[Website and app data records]

== Segment start ==

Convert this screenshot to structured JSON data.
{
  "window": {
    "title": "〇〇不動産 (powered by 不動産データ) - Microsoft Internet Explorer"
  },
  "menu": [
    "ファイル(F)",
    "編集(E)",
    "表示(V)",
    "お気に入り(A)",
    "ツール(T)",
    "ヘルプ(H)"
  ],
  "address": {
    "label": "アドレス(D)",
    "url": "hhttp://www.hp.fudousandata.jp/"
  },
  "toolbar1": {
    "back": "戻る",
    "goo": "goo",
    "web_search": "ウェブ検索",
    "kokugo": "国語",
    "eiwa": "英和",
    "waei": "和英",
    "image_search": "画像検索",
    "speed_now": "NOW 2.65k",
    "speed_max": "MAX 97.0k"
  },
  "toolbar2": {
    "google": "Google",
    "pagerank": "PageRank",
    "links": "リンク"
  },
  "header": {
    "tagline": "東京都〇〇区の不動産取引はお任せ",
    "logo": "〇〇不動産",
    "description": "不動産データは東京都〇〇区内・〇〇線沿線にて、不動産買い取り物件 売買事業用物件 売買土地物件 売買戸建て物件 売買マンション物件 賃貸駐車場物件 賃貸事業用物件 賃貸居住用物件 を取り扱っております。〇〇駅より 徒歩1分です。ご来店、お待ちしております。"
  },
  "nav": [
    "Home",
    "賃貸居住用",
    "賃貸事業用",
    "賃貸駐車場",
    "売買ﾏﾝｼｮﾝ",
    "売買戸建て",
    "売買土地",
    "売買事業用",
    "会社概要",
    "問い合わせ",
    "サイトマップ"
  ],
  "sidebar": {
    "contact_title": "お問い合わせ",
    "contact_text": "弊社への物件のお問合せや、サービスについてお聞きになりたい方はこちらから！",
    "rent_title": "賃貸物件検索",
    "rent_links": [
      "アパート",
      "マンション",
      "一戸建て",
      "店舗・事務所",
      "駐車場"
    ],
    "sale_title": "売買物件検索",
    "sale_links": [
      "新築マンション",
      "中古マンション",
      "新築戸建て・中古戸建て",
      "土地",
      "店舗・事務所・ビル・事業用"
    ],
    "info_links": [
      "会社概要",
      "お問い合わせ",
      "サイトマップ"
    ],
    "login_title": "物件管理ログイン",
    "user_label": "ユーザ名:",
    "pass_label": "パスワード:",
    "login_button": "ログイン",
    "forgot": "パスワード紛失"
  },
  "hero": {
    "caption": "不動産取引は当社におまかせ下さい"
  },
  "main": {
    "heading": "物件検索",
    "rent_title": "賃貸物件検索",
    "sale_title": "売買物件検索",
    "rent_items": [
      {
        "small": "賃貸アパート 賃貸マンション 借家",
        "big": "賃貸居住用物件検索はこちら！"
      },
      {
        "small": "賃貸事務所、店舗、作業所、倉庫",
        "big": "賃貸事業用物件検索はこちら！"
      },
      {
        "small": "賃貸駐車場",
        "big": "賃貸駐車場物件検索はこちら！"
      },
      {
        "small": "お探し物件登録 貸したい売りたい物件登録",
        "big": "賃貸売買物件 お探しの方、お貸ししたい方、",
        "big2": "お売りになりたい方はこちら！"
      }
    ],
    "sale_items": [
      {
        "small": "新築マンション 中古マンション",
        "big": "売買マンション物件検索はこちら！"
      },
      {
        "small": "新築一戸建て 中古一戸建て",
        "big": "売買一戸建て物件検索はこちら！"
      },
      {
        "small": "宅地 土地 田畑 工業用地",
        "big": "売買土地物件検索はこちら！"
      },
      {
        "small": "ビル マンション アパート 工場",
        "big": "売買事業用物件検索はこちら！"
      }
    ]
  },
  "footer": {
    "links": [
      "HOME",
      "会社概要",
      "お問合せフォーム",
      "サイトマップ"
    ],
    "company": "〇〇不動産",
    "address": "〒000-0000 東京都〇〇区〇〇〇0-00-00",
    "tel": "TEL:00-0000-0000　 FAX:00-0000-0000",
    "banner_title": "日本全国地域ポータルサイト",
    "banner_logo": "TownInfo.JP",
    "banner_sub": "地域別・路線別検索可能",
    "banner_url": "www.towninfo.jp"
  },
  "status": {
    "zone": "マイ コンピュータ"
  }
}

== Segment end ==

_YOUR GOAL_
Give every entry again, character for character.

_TASK RESPONSE_
Convert this screenshot to structured JSON data.
{
  "window": {
    "title": "〇〇不動産 (powered by 不動産データ) - Microsoft Internet Explorer"
  },
  "menu": [
    "ファイル(F)",
    "編集(E)",
    "表示(V)",
    "お気に入り(A)",
    "ツール(T)",
    "ヘルプ(H)"
  ],
  "address": {
    "label": "アドレス(D)",
    "url": "hhttp://www.hp.fudousandata.jp/"
  },
  "toolbar1": {
    "back": "戻る",
    "goo": "goo",
    "web_search": "ウェブ検索",
    "kokugo": "国語",
    "eiwa": "英和",
    "waei": "和英",
    "image_search": "画像検索",
    "speed_now": "NOW 2.65k",
    "speed_max": "MAX 97.0k"
  },
  "toolbar2": {
    "google": "Google",
    "pagerank": "PageRank",
    "links": "リンク"
  },
  "header": {
    "tagline": "東京都〇〇区の不動産取引はお任せ",
    "logo": "〇〇不動産",
    "description": "不動産データは東京都〇〇区内・〇〇線沿線にて、不動産買い取り物件 売買事業用物件 売買土地物件 売買戸建て物件 売買マンション物件 賃貸駐車場物件 賃貸事業用物件 賃貸居住用物件 を取り扱っております。〇〇駅より 徒歩1分です。ご来店、お待ちしております。"
  },
  "nav": [
    "Home",
    "賃貸居住用",
    "賃貸事業用",
    "賃貸駐車場",
    "売買ﾏﾝｼｮﾝ",
    "売買戸建て",
    "売買土地",
    "売買事業用",
    "会社概要",
    "問い合わせ",
    "サイトマップ"
  ],
  "sidebar": {
    "contact_title": "お問い合わせ",
    "contact_text": "弊社への物件のお問合せや、サービスについてお聞きになりたい方はこちらから！",
    "rent_title": "賃貸物件検索",
    "rent_links": [
      "アパート",
      "マンション",
      "一戸建て",
      "店舗・事務所",
      "駐車場"
    ],
    "sale_title": "売買物件検索",
    "sale_links": [
      "新築マンション",
      "中古マンション",
      "新築戸建て・中古戸建て",
      "土地",
      "店舗・事務所・ビル・事業用"
    ],
    "info_links": [
      "会社概要",
      "お問い合わせ",
      "サイトマップ"
    ],
    "login_title": "物件管理ログイン",
    "user_label": "ユーザ名:",
    "pass_label": "パスワード:",
    "login_button": "ログイン",
    "forgot": "パスワード紛失"
  },
  "hero": {
    "caption": "不動産取引は当社におまかせ下さい"
  },
  "main": {
    "heading": "物件検索",
    "rent_title": "賃貸物件検索",
    "sale_title": "売買物件検索",
    "rent_items": [
      {
        "small": "賃貸アパート 賃貸マンション 借家",
        "big": "賃貸居住用物件検索はこちら！"
      },
      {
        "small": "賃貸事務所、店舗、作業所、倉庫",
        "big": "賃貸事業用物件検索はこちら！"
      },
      {
        "small": "賃貸駐車場",
        "big": "賃貸駐車場物件検索はこちら！"
      },
      {
        "small": "お探し物件登録 貸したい売りたい物件登録",
        "big": "賃貸売買物件 お探しの方、お貸ししたい方、",
        "big2": "お売りになりたい方はこちら！"
      }
    ],
    "sale_items": [
      {
        "small": "新築マンション 中古マンション",
        "big": "売買マンション物件検索はこちら！"
      },
      {
        "small": "新築一戸建て 中古一戸建て",
        "big": "売買一戸建て物件検索はこちら！"
      },
      {
        "small": "宅地 土地 田畑 工業用地",
        "big": "売買土地物件検索はこちら！"
      },
      {
        "small": "ビル マンション アパート 工場",
        "big": "売買事業用物件検索はこちら！"
      }
    ]
  },
  "footer": {
    "links": [
      "HOME",
      "会社概要",
      "お問合せフォーム",
      "サイトマップ"
    ],
    "company": "〇〇不動産",
    "address": "〒000-0000 東京都〇〇区〇〇〇0-00-00",
    "tel": "TEL:00-0000-0000　 FAX:00-0000-0000",
    "banner_title": "日本全国地域ポータルサイト",
    "banner_logo": "TownInfo.JP",
    "banner_sub": "地域別・路線別検索可能",
    "banner_url": "www.towninfo.jp"
  },
  "status": {
    "zone": "マイ コンピュータ"
  }
}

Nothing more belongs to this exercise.